The Republican's and Right Wing's economics for the wealthy and corporations have not only been proven wrong by states like Kansas and Wisconsin and others where debt has been wrung up but it's also been disproven by states like California that did the opposite. That is, California raised taxes on the wealthy, grew their economy and paid off their debt. This from 3 days ago.
Here's a fascinating video representing every nuclear explosion since 1945.
As long-time friend and now Facebook friend Brian Rock pointed out, did you know there were 2 in Mississippi?
One of the things about this that is especially illuminating to me---pun no way intended--is that so many of these blasts were tested by the US, the then Soviet Union and England on our own/their own land. England doing them in Australia.
It seems the height of irresponsibility and possible danger, to me.
Seems the more you learn of what we humans do to the Earth and one another, you get amazed we're still here.
Yessir. Today, Tuesday, August 4 is President Obama's 54th birthday. And while part of this is to wish him well on his day, part of it for me and a lot of us is to thank him for all his work these last 7 years.
Herewith, some links to pages showing just some of his accomplishments for we, the people. Each has citations and links to their sources:
Right wing socio-economic experiments Republicans, Conservatives and the Right Wing have wrought for and on America and Americans in the last 30 or so years:
Trickle down - 35 years of experience - total failure, only benefits those who are supposed to trickle it down. But it benefits them a lot and they pay to maintain it.
Citizens United(unlimited campaign contributions) - monumental failure in only a few years. Even right wingers don't like it, although they are using it. Un-American, undemocratic - the rich are buying elections.
Drug testing for welfare recipients- a total boon for the drug testing industry and the politicians invested in it. The return on investment is profoundly negative in the states doing it - a huge waste of public money, in other words. Poor people don't have money for drugs - kinda simple, isn't it?

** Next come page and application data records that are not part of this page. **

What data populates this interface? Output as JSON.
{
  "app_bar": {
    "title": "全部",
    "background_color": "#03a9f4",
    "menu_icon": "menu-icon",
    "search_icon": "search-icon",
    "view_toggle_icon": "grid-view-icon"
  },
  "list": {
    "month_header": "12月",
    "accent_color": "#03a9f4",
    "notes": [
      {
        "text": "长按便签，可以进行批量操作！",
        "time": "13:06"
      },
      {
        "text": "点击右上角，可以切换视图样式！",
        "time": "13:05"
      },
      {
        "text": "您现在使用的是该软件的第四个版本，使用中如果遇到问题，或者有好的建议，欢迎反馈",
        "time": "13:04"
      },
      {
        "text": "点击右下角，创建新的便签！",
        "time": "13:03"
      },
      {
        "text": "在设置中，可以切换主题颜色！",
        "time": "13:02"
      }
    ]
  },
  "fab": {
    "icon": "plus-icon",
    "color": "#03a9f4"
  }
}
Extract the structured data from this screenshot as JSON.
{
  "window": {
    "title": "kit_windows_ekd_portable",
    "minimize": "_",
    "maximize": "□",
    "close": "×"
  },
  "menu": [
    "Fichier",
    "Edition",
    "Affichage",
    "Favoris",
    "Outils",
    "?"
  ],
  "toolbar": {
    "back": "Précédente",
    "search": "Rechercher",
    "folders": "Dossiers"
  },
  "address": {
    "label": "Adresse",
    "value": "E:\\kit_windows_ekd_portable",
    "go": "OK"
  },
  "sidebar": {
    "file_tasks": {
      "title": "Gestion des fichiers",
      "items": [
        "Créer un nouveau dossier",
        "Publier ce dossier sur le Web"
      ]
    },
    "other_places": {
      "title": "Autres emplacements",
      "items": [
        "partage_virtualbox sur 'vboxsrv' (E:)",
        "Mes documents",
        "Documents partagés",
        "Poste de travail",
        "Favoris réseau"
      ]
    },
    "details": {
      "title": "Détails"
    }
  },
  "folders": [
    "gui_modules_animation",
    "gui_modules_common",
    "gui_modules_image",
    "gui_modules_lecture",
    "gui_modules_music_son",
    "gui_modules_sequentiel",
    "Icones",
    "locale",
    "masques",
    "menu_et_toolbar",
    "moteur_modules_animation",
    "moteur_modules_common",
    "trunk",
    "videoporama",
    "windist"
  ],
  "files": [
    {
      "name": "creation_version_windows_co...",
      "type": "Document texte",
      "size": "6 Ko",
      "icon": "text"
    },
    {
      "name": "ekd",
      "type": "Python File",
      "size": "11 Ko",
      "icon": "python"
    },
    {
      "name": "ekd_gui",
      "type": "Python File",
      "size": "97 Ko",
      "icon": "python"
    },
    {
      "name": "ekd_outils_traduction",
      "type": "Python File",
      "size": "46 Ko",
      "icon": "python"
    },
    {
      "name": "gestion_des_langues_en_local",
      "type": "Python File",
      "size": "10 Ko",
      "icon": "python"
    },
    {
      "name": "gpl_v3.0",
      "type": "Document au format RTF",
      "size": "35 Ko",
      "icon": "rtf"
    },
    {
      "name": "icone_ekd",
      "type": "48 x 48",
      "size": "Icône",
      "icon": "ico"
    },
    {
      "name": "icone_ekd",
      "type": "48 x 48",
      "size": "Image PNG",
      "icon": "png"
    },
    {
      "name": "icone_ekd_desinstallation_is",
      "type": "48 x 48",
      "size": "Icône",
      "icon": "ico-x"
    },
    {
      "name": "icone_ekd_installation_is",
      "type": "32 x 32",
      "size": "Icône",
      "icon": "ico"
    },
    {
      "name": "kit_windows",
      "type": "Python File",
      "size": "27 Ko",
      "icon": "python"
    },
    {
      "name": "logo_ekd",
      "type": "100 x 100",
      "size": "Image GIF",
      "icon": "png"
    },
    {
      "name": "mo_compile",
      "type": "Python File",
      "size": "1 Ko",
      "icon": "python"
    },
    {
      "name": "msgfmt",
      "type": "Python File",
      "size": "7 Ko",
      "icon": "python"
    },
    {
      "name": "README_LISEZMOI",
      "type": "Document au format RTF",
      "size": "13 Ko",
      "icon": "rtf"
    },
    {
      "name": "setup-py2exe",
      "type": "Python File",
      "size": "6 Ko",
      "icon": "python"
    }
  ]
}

Charter schools- scandal after scandal wherever these have been foisted on the public. A horrible way to educate your kids, unless you're extremely careful. Another profitable right wing cause, however. Lots of cash to their benefactors.
More, but you get the idea.
End these failed right wing social experiments. They've gone on too long as it is.
A thriving creative class is a key feature of nearly every successful modern city. A vibrant culture is not only valuable in its own right, it also often serves to attract and inspire talented workers in non-creative fields, creating a rising tide that benefits the entire city...
...the financial realities of creative fields such as dance, photography and music often mean that creatives cannot afford to live in many of the places where they have historically had the most success and influence. Cities like New York and Los Angeles have, simply put, become too expensive for many working artists.So which cities present the best opportunities for today's creative workers? To answer that question, SmartAsset compared the cost of living in major U.S. cities to the concentration of creative workers in those cities. We considered 28 different professions in our analysis, including jobs like graphic designer, choreographer and photographer.
And here it is. Kansas City makes the top 10, nationwide:
10. Kansas City, Missouri
Kansas City has emerged in recent years as a creative hub to rival those in the northeast and on the West Coast. The city's Crossroads Art District has gained national recognition for both its growth and the quality of its offerings. Crossroads alone has more than 70 art galleries, to go along with larger institutions like the Nelson-Atkins Museum of Art and the Kemper Museum of Contemporary Art.
Now, then, what's interesting, though, and what needs to be mentioned and acknowledged, too, though, great as this is for KC, is that nearby neighbor Des Moines, Iowa "beat us out" at the number 8 spot and none other than Omaha, Nebraska came in at 7.
We gotta' get busy, Kansas City. We have to do better.